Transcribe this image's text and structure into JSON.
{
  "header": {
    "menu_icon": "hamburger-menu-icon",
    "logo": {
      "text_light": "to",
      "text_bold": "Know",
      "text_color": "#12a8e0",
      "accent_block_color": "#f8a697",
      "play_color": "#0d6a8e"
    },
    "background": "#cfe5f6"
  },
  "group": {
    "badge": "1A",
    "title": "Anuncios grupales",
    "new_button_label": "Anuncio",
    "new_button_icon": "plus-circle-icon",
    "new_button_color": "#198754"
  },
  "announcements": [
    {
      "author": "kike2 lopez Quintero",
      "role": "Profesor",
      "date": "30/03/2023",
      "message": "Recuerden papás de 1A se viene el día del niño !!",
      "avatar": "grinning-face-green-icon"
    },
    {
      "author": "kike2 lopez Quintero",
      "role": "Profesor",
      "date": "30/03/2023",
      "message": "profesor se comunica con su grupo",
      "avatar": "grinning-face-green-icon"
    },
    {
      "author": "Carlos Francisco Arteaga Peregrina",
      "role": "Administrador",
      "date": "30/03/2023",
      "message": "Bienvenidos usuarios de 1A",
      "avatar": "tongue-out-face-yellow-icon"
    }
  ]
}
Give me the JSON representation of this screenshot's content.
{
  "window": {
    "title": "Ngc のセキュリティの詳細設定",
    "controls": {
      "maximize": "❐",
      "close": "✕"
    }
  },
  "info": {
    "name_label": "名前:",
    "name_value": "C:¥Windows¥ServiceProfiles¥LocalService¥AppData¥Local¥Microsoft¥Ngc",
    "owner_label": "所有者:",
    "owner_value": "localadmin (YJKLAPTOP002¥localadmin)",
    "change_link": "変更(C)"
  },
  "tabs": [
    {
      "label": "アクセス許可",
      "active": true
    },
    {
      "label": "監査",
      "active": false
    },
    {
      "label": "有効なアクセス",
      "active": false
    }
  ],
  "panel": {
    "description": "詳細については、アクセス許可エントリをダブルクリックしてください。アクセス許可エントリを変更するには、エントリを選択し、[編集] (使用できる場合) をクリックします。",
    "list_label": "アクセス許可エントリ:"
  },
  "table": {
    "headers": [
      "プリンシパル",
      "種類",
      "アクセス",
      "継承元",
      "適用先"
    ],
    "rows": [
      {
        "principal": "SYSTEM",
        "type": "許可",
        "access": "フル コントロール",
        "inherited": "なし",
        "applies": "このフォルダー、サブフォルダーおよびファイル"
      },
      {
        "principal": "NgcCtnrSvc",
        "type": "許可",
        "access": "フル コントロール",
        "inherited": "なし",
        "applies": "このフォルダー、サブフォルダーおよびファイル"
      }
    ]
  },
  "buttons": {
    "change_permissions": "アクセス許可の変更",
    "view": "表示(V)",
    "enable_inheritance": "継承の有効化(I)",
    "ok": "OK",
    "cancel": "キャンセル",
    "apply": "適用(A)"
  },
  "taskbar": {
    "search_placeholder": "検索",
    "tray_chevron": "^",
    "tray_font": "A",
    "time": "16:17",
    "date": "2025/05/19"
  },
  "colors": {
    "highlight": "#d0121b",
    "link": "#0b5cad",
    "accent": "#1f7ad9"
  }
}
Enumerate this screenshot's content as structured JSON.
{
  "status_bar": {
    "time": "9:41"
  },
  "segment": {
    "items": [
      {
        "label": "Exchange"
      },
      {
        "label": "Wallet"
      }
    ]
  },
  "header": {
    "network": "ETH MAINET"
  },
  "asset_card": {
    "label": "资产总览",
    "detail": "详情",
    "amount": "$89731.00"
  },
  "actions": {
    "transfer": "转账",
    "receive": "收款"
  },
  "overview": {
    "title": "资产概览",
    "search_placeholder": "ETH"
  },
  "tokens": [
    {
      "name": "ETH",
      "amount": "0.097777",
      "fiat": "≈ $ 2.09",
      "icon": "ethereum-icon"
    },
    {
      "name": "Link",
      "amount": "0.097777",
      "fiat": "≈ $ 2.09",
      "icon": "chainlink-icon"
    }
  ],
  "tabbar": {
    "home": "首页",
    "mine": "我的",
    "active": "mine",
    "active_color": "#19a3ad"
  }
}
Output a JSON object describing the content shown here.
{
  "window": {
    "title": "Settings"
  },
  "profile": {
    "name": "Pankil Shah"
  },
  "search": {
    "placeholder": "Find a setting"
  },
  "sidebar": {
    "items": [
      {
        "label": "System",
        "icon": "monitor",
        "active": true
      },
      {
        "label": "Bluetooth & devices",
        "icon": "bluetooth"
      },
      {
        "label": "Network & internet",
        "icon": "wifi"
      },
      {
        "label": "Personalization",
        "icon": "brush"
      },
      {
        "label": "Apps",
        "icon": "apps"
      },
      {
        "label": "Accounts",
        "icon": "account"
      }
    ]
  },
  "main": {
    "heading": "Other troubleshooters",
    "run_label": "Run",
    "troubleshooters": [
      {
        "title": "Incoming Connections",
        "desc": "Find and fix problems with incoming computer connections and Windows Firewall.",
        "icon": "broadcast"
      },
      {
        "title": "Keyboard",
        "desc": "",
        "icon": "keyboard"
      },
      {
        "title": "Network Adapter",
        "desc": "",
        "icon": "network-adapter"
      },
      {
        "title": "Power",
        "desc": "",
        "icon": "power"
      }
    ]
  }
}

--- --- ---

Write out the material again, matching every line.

Transcribe this image's text and structure into JSON.
{
  "header": {
    "menu_icon": "hamburger-menu-icon",
    "logo": {
      "text_light": "to",
      "text_bold": "Know",
      "text_color": "#12a8e0",
      "accent_block_color": "#f8a697",
      "play_color": "#0d6a8e"
    },
    "background": "#cfe5f6"
  },
  "group": {
    "badge": "1A",
    "title": "Anuncios grupales",
    "new_button_label": "Anuncio",
    "new_button_icon": "plus-circle-icon",
    "new_button_color": "#198754"
  },
  "announcements": [
    {
      "author": "kike2 lopez Quintero",
      "role": "Profesor",
      "date": "30/03/2023",
      "message": "Recuerden papás de 1A se viene el día del niño !!",
      "avatar": "grinning-face-green-icon"
    },
    {
      "author": "kike2 lopez Quintero",
      "role": "Profesor",
      "date": "30/03/2023",
      "message": "profesor se comunica con su grupo",
      "avatar": "grinning-face-green-icon"
    },
    {
      "author": "Carlos Francisco Arteaga Peregrina",
      "role": "Administrador",
      "date": "30/03/2023",
      "message": "Bienvenidos usuarios de 1A",
      "avatar": "tongue-out-face-yellow-icon"
    }
  ]
}
Give me the JSON representation of this screenshot's content.
{
  "window": {
    "title": "Ngc のセキュリティの詳細設定",
    "controls": {
      "maximize": "❐",
      "close": "✕"
    }
  },
  "info": {
    "name_label": "名前:",
    "name_value": "C:¥Windows¥ServiceProfiles¥LocalService¥AppData¥Local¥Microsoft¥Ngc",
    "owner_label": "所有者:",
    "owner_value": "localadmin (YJKLAPTOP002¥localadmin)",
    "change_link": "変更(C)"
  },
  "tabs": [
    {
      "label": "アクセス許可",
      "active": true
    },
    {
      "label": "監査",
      "active": false
    },
    {
      "label": "有効なアクセス",
      "active": false
    }
  ],
  "panel": {
    "description": "詳細については、アクセス許可エントリをダブルクリックしてください。アクセス許可エントリを変更するには、エントリを選択し、[編集] (使用できる場合) をクリックします。",
    "list_label": "アクセス許可エントリ:"
  },
  "table": {
    "headers": [
      "プリンシパル",
      "種類",
      "アクセス",
      "継承元",
      "適用先"
    ],
    "rows": [
      {
        "principal": "SYSTEM",
        "type": "許可",
        "access": "フル コントロール",
        "inherited": "なし",
        "applies": "このフォルダー、サブフォルダーおよびファイル"
      },
      {
        "principal": "NgcCtnrSvc",
        "type": "許可",
        "access": "フル コントロール",
        "inherited": "なし",
        "applies": "このフォルダー、サブフォルダーおよびファイル"
      }
    ]
  },
  "buttons": {
    "change_permissions": "アクセス許可の変更",
    "view": "表示(V)",
    "enable_inheritance": "継承の有効化(I)",
    "ok": "OK",
    "cancel": "キャンセル",
    "apply": "適用(A)"
  },
  "taskbar": {
    "search_placeholder": "検索",
    "tray_chevron": "^",
    "tray_font": "A",
    "time": "16:17",
    "date": "2025/05/19"
  },
  "colors": {
    "highlight": "#d0121b",
    "link": "#0b5cad",
    "accent": "#1f7ad9"
  }
}
Enumerate this screenshot's content as structured JSON.
{
  "status_bar": {
    "time": "9:41"
  },
  "segment": {
    "items": [
      {
        "label": "Exchange"
      },
      {
        "label": "Wallet"
      }
    ]
  },
  "header": {
    "network": "ETH MAINET"
  },
  "asset_card": {
    "label": "资产总览",
    "detail": "详情",
    "amount": "$89731.00"
  },
  "actions": {
    "transfer": "转账",
    "receive": "收款"
  },
  "overview": {
    "title": "资产概览",
    "search_placeholder": "ETH"
  },
  "tokens": [
    {
      "name": "ETH",
      "amount": "0.097777",
      "fiat": "≈ $ 2.09",
      "icon": "ethereum-icon"
    },
    {
      "name": "Link",
      "amount": "0.097777",
      "fiat": "≈ $ 2.09",
      "icon": "chainlink-icon"
    }
  ],
  "tabbar": {
    "home": "首页",
    "mine": "我的",
    "active": "mine",
    "active_color": "#19a3ad"
  }
}
Output a JSON object describing the content shown here.
{
  "window": {
    "title": "Settings"
  },
  "profile": {
    "name": "Pankil Shah"
  },
  "search": {
    "placeholder": "Find a setting"
  },
  "sidebar": {
    "items": [
      {
        "label": "System",
        "icon": "monitor",
        "active": true
      },
      {
        "label": "Bluetooth & devices",
        "icon": "bluetooth"
      },
      {
        "label": "Network & internet",
        "icon": "wifi"
      },
      {
        "label": "Personalization",
        "icon": "brush"
      },
      {
        "label": "Apps",
        "icon": "apps"
      },
      {
        "label": "Accounts",
        "icon": "account"
      }
    ]
  },
  "main": {
    "heading": "Other troubleshooters",
    "run_label": "Run",
    "troubleshooters": [
      {
        "title": "Incoming Connections",
        "desc": "Find and fix problems with incoming computer connections and Windows Firewall.",
        "icon": "broadcast"
      },
      {
        "title": "Keyboard",
        "desc": "",
        "icon": "keyboard"
      },
      {
        "title": "Network Adapter",
        "desc": "",
        "icon": "network-adapter"
      },
      {
        "title": "Power",
        "desc": "",
        "icon": "power"
      }
    ]
  }
}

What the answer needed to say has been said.